This Calvinist seems to be on the brink of realizing that he’s using the term “Arminian” to refer to a million different things, but in the end he collapses back into thinking that “Arminian” can only refer to two things: real Arminians, who are smart but evil, and people who are just too stupid or ignorant to realize that Calvinism is right.
In short, Calvinists have constructed a false dichotomy between Calvinism and Arminianism. There are plenty of people who were neither Calvinists nor Arminians, starting with every Christian who lived before the sixteenth century and encompassing the Catholic, Eastern Orthodox, and Lutheran churches, among others.
I’ve never had any luck explaining this to a Calvinist, though.
*Even the very creative have only managed to come up with polysexual, pansexual, and pomosexual, none of which itself has much of a case for existence since they’re functionally all the same as bisexual, and, for that matter, effectively the same as each other. Basically, they’re people who wanted to strengthen their social or political views by injecting them into something as immutable and fundamental-sounding as their sexual orientation, or else people who really, really wanted to be special and so invented a new sexual orientation for themselves.

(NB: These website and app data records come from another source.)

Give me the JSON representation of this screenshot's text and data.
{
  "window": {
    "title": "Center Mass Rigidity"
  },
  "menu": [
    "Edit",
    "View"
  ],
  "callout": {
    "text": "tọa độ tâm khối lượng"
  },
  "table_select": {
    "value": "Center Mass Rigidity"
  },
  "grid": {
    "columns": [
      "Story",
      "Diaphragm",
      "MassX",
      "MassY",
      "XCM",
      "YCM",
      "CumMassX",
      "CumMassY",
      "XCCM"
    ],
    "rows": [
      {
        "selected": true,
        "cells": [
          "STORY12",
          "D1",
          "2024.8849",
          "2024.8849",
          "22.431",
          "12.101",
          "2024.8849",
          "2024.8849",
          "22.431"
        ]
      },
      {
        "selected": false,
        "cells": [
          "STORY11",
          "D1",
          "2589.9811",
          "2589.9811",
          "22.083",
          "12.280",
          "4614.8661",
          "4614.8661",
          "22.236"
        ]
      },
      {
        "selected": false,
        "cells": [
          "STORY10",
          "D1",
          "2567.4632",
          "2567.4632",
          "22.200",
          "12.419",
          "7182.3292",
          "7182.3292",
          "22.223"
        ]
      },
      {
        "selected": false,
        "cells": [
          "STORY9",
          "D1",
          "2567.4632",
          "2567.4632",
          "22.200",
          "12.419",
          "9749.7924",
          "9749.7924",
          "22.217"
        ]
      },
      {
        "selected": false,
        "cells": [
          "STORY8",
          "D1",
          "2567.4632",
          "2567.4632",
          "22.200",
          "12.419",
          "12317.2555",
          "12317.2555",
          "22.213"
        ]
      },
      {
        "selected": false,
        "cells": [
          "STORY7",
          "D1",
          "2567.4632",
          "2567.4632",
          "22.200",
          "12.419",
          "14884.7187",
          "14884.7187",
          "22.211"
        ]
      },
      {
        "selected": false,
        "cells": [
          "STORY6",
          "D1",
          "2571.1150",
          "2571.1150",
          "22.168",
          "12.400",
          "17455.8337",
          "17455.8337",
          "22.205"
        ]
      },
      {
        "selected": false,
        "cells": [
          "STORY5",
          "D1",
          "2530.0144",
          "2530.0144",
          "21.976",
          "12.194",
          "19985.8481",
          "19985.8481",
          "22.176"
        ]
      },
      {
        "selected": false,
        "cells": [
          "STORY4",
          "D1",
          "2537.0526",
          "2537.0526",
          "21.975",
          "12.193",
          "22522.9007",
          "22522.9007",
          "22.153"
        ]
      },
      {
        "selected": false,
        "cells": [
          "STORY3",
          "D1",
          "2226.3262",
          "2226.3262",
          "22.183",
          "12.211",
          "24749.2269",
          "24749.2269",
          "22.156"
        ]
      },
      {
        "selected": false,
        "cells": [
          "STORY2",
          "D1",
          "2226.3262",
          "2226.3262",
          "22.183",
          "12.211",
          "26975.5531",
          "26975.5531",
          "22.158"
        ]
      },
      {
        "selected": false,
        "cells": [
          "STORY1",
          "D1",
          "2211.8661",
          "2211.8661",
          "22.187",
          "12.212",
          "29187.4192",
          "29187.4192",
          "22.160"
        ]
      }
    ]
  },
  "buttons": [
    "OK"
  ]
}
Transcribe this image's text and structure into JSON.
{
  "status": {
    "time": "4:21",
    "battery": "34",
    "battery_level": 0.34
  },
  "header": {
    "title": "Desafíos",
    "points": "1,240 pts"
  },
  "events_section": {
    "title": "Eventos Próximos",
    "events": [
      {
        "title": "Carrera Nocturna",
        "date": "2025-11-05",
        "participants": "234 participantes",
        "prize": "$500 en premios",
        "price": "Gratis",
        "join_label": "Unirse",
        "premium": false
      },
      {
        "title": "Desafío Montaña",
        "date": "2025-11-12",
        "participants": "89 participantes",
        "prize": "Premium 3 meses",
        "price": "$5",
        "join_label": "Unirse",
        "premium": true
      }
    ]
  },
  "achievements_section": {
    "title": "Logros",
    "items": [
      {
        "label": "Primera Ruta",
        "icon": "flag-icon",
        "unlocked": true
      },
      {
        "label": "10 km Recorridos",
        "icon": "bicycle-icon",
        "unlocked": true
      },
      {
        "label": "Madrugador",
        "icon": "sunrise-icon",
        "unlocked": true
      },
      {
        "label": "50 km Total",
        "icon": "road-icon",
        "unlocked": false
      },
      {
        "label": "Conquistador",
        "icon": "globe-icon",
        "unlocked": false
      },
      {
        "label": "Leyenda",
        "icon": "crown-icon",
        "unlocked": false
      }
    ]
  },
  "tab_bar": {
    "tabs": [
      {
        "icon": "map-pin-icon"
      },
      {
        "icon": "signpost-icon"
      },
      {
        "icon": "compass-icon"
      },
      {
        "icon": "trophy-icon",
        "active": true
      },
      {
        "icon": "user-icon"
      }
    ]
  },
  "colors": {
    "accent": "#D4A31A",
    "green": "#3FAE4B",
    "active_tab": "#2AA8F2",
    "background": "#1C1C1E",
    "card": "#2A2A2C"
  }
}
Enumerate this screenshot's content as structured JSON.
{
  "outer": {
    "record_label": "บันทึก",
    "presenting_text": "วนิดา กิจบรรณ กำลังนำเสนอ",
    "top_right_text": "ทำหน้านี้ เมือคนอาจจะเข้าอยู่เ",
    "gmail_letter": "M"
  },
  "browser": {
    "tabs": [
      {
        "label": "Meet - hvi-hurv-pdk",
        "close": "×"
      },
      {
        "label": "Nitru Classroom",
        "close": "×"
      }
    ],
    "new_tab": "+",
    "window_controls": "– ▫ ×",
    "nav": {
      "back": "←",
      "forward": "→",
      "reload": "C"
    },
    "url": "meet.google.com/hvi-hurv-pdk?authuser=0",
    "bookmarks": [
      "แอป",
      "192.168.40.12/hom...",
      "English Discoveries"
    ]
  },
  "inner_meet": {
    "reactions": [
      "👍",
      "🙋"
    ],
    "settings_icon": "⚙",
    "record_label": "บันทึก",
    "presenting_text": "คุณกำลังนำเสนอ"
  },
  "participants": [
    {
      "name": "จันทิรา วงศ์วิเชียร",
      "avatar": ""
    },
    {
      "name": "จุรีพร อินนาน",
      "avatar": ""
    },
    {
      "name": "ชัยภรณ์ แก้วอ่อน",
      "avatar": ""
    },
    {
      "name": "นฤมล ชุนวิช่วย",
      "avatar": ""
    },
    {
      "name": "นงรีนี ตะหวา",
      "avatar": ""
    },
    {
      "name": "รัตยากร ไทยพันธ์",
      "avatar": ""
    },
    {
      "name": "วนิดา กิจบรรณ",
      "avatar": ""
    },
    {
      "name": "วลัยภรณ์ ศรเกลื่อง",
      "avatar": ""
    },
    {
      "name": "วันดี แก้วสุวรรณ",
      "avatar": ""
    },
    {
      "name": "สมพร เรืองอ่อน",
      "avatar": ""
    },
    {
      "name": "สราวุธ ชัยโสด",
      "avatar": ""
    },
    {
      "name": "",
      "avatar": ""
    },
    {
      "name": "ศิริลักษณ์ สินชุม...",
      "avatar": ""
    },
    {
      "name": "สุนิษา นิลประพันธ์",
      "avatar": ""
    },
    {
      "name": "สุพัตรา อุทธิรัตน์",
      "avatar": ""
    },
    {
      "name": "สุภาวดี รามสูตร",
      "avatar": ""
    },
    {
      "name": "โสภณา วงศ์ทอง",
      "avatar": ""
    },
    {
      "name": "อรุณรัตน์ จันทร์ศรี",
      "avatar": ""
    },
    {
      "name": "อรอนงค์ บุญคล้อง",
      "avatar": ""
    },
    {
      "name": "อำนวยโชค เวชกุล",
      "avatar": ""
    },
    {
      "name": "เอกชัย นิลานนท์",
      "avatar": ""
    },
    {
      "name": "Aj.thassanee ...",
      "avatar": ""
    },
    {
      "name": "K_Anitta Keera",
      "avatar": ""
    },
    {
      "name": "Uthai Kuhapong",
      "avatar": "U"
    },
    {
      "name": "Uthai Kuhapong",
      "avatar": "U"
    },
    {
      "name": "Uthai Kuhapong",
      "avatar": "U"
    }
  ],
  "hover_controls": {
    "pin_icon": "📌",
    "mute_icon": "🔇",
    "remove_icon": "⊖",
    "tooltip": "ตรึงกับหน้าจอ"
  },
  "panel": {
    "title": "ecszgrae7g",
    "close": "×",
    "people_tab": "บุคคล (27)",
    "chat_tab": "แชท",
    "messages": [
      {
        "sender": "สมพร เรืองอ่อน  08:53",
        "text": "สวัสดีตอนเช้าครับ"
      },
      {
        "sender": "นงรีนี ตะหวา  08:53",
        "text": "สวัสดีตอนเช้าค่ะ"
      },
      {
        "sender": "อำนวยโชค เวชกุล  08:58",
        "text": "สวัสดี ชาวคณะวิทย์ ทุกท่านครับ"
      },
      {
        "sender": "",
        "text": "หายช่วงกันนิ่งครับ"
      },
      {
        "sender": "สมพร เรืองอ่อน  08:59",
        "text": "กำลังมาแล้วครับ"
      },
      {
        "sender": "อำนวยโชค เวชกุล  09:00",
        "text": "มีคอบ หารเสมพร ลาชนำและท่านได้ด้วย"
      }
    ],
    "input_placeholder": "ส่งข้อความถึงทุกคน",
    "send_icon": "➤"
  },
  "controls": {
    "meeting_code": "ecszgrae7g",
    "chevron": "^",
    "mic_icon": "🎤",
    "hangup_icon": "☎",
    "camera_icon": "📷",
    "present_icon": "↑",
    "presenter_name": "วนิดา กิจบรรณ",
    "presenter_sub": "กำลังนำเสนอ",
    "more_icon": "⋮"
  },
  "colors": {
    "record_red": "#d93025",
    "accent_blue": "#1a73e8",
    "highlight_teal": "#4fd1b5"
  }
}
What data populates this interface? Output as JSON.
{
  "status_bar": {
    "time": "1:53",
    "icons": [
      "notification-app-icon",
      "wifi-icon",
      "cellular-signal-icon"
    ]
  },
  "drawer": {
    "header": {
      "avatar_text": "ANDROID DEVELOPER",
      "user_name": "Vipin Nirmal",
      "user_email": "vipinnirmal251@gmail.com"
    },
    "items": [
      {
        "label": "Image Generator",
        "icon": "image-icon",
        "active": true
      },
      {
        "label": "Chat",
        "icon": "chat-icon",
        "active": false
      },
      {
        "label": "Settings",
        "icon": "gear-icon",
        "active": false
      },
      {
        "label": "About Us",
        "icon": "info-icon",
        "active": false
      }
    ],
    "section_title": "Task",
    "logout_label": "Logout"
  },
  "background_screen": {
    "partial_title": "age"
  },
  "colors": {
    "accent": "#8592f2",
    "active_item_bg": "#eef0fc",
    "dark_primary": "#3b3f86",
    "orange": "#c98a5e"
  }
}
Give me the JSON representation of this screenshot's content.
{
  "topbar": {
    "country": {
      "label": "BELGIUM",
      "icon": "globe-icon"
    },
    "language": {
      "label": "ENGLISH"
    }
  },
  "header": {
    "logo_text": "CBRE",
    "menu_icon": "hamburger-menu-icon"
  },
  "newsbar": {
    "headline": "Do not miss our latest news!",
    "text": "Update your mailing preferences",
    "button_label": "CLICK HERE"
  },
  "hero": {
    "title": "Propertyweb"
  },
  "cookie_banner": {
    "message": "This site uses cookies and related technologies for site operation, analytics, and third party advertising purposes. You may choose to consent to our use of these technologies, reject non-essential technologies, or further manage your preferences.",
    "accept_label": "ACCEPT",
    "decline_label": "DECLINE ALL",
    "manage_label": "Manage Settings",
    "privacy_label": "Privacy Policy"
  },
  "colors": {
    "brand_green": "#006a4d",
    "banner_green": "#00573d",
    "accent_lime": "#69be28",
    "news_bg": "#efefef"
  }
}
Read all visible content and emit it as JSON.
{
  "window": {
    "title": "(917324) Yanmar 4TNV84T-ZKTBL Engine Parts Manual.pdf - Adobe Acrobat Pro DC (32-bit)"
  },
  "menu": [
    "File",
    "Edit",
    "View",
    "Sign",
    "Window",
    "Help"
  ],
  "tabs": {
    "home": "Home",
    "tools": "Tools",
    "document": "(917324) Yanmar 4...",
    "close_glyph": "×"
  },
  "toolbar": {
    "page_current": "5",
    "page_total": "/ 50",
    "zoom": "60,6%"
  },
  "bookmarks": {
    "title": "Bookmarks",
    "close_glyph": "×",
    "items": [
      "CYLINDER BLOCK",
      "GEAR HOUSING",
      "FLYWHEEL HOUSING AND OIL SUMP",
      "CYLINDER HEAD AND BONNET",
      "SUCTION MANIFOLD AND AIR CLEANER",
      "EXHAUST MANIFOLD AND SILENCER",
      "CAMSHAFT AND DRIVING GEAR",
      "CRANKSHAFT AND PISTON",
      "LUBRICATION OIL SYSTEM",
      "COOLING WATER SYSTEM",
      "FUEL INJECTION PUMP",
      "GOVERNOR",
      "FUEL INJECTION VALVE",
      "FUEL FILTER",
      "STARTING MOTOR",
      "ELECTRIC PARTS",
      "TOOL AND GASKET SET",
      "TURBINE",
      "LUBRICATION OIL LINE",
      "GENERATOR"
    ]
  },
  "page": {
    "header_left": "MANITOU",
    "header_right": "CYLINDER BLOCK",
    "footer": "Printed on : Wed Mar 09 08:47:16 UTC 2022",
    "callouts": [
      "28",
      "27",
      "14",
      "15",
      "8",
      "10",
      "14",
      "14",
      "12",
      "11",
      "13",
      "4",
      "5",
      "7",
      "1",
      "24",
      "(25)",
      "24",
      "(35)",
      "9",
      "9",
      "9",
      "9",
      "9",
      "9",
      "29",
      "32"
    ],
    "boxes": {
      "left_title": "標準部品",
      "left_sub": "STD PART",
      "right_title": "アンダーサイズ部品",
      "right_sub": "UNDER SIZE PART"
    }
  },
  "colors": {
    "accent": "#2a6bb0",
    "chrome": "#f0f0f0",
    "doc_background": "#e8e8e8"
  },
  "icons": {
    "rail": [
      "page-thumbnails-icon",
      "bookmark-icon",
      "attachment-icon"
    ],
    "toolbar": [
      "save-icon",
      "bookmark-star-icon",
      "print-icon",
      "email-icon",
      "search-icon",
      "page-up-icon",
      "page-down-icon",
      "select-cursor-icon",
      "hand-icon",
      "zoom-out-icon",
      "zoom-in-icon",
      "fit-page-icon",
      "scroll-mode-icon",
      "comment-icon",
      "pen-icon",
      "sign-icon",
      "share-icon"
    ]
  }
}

**If the Calvinist is a gracious one. Ungracious Calvinists, my once-adored Mark Driscoll among them, would deny that non-Calvinists are Christians at all.
Here’s a typical case of such lumping (Romanist is, of course, a derogatory term for Catholics), found partway through this post at Christian Clarity Review:
Thus Arminians/Romanists/Eastern Orthodox are always saying things along the lines of “but you haven’t answered all my objections”: they seek to portray that their objections are founded on a commonly shared gospel as universals when they in fact are simply part of a scheme to lie.